-- TASK INPUT follows --

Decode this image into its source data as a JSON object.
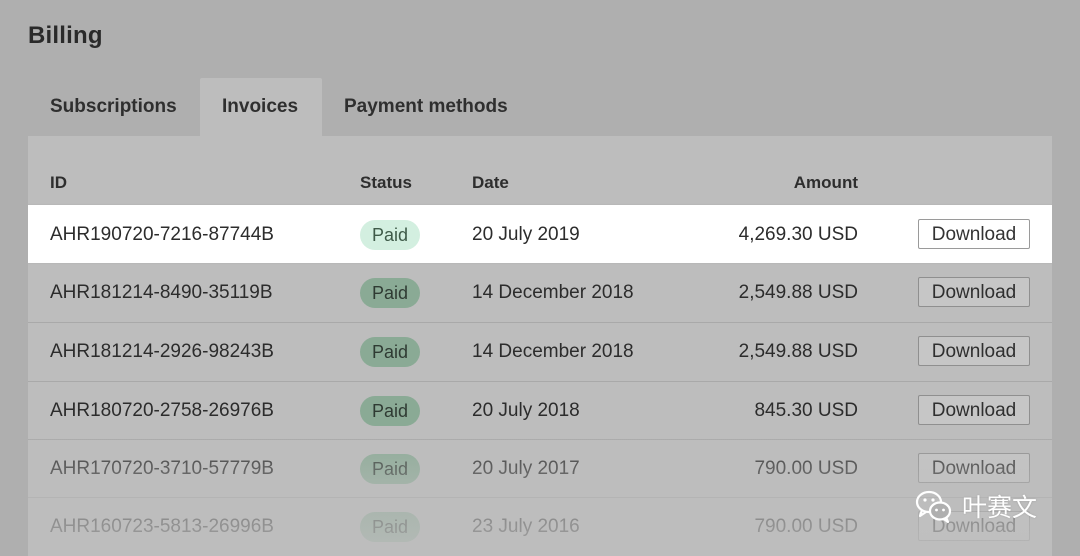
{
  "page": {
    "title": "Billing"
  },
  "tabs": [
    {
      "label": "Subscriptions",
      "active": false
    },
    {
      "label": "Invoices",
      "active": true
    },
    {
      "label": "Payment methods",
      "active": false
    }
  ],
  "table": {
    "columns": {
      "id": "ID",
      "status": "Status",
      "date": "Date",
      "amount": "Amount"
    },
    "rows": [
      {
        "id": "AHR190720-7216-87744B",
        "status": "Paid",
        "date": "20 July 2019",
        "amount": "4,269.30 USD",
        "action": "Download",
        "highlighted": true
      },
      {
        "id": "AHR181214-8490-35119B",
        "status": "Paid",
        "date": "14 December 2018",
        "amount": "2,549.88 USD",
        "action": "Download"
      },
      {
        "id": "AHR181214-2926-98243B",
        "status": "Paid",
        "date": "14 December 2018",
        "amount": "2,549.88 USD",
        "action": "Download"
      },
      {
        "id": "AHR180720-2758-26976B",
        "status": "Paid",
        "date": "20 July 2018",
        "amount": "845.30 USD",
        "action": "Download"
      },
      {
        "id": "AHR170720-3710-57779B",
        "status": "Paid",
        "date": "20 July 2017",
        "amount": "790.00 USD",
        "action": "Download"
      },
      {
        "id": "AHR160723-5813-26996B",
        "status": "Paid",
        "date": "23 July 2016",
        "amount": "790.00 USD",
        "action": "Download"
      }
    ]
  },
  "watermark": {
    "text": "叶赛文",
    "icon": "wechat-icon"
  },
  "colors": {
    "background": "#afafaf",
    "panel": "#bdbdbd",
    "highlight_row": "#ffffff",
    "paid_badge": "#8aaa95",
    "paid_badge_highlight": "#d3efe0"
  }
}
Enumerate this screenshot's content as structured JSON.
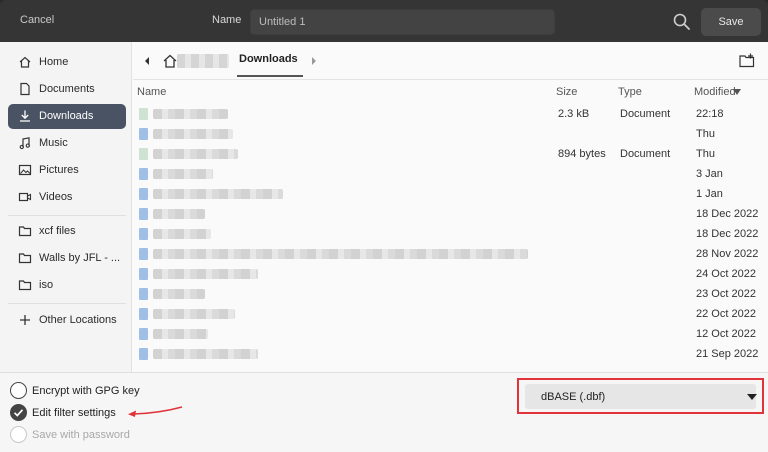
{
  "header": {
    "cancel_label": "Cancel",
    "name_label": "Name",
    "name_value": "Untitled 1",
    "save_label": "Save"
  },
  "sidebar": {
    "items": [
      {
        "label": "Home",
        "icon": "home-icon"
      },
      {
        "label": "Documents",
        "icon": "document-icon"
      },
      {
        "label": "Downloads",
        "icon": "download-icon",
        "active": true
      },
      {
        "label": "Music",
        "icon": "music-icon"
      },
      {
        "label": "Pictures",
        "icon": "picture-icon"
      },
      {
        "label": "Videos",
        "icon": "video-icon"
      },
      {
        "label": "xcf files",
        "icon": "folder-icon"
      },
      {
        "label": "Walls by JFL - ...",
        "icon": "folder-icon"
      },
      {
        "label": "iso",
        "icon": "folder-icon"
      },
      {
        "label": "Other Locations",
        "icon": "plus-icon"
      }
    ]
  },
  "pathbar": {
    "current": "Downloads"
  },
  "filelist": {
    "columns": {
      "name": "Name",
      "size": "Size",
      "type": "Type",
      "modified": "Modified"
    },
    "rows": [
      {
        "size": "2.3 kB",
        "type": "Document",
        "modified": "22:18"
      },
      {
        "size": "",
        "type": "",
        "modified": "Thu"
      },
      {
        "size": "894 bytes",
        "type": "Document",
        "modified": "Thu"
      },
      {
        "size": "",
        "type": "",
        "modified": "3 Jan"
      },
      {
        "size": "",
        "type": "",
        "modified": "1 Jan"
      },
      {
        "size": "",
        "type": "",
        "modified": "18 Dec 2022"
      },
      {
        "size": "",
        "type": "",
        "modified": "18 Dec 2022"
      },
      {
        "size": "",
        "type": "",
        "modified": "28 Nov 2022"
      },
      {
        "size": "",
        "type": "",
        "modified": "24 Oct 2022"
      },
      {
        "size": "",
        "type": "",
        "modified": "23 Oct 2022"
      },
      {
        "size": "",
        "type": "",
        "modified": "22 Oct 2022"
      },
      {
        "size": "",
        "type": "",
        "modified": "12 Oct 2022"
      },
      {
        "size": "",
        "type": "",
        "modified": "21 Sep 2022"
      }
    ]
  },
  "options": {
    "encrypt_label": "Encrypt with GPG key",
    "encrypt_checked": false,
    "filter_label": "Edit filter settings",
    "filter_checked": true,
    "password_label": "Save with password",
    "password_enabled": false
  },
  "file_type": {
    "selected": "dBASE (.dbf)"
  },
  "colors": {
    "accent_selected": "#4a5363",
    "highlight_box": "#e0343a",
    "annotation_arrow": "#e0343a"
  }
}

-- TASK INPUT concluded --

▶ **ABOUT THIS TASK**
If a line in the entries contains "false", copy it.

▶ **RESPONSE TO THE EXERCISE**
      "active": false
      "active": false
    "encrypt_checked": false,
    "password_enabled": false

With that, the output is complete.